**Task brief:** Go through the records and show each line where the word "author" occurs.

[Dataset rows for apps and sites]
Segment Open

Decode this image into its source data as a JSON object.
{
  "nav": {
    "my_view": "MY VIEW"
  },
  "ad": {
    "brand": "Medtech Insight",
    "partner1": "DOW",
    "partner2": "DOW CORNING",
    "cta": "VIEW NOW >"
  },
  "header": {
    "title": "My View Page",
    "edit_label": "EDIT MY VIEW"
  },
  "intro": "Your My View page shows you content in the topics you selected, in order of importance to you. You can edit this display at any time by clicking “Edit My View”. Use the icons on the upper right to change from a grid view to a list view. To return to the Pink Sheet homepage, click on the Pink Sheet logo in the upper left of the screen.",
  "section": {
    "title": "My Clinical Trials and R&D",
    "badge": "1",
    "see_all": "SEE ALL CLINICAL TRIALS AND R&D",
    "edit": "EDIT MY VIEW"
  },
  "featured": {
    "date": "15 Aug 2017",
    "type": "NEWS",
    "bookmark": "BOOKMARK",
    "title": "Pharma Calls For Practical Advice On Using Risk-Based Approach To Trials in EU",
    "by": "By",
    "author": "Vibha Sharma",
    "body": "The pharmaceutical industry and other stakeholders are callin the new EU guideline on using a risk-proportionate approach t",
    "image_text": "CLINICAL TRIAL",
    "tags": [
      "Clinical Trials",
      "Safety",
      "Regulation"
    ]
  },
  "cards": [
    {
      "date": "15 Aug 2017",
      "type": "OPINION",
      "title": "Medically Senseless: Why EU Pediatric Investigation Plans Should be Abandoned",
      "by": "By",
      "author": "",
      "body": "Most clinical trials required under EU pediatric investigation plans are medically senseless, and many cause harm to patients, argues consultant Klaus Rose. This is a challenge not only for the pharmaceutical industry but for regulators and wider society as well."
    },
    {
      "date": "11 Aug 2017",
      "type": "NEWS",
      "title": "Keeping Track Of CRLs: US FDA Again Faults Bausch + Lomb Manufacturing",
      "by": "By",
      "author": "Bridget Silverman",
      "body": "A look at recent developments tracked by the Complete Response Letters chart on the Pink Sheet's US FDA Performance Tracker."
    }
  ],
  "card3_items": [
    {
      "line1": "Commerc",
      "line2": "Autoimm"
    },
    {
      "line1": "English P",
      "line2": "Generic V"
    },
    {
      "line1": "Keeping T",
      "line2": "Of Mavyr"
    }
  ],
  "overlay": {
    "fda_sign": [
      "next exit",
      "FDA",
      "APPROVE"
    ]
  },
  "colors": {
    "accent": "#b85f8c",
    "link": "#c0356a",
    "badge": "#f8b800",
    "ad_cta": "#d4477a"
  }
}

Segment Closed

**Response:**
    "author": "Vibha Sharma",
      "author": "",
      "author": "Bridget Silverman",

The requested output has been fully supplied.